Content starts
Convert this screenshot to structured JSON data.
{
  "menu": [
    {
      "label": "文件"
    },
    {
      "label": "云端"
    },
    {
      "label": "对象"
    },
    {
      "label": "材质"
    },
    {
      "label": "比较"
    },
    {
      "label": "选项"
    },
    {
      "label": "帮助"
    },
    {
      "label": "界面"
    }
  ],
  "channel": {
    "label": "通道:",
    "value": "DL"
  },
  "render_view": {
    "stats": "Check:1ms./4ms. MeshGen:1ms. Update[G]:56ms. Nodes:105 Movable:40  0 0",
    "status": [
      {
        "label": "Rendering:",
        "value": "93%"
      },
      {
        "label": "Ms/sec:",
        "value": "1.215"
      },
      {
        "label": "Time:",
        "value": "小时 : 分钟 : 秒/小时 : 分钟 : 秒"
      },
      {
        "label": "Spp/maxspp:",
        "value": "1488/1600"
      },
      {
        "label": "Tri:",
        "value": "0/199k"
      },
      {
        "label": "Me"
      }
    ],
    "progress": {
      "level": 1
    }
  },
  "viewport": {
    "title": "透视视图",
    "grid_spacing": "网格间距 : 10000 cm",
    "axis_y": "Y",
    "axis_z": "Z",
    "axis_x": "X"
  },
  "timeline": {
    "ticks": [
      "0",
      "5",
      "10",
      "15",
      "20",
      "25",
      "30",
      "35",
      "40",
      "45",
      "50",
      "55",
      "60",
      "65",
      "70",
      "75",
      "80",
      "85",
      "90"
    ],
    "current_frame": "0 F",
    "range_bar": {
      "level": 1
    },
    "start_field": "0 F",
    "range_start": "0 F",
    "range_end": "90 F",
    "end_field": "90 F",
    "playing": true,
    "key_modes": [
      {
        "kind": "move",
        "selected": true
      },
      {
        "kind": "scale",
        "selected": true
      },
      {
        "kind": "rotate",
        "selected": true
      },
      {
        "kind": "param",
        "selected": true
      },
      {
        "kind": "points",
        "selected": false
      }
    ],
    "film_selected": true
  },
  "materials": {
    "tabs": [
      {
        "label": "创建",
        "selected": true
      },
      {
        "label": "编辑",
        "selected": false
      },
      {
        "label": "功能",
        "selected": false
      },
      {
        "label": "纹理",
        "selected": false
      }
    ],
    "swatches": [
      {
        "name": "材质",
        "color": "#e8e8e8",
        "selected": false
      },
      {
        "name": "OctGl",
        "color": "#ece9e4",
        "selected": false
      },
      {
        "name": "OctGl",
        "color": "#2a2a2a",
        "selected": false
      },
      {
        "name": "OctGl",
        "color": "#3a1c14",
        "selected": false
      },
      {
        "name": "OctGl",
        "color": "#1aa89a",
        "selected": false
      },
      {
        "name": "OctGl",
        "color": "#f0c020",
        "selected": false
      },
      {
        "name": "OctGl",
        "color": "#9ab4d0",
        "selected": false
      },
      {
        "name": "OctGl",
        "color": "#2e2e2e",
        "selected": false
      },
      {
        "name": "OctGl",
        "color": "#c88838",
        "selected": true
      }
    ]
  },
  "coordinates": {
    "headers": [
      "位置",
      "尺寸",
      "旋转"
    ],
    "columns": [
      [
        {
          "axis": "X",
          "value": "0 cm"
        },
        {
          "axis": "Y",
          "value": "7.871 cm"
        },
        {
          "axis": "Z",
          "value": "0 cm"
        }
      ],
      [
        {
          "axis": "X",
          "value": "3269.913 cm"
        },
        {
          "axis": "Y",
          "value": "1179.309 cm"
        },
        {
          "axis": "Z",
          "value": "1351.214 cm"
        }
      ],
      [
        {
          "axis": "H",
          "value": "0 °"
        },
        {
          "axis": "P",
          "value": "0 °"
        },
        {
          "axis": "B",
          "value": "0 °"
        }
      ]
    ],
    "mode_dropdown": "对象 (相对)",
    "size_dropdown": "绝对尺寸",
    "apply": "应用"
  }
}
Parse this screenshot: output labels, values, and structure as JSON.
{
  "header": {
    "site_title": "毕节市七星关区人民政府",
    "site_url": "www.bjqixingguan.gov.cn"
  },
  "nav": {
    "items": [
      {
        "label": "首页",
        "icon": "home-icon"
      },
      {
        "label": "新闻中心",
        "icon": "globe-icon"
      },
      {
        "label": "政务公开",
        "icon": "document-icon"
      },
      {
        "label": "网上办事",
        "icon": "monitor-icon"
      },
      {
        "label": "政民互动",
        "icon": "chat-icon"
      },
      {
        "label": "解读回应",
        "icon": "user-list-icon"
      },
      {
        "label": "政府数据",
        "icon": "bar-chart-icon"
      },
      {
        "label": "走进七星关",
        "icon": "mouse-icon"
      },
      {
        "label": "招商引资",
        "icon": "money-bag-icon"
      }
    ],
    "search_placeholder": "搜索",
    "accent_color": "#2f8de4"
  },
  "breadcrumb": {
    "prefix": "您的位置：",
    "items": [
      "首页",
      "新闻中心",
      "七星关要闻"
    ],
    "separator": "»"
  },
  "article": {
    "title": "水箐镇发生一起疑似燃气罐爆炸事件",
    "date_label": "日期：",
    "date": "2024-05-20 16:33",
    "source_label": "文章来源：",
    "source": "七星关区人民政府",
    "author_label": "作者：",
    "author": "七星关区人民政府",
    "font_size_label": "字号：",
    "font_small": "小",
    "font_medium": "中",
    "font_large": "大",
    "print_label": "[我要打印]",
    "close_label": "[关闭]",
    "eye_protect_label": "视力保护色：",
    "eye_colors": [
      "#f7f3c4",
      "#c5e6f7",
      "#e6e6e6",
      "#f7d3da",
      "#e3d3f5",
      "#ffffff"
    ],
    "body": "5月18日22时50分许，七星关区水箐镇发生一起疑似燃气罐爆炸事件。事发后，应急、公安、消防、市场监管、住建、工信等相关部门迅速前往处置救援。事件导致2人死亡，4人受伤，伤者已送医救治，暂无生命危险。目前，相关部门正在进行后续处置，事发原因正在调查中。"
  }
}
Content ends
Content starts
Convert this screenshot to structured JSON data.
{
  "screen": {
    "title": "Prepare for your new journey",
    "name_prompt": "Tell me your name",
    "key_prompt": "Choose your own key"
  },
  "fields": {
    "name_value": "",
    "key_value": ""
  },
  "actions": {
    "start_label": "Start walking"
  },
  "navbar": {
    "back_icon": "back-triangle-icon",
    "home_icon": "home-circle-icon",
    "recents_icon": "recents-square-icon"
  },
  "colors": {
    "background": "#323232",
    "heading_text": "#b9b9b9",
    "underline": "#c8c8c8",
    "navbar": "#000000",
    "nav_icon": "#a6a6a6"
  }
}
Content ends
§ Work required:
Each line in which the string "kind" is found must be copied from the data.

§ The completed task:
        "kind": "move",
        "kind": "scale",
        "kind": "rotate",
        "kind": "param",
        "kind": "points",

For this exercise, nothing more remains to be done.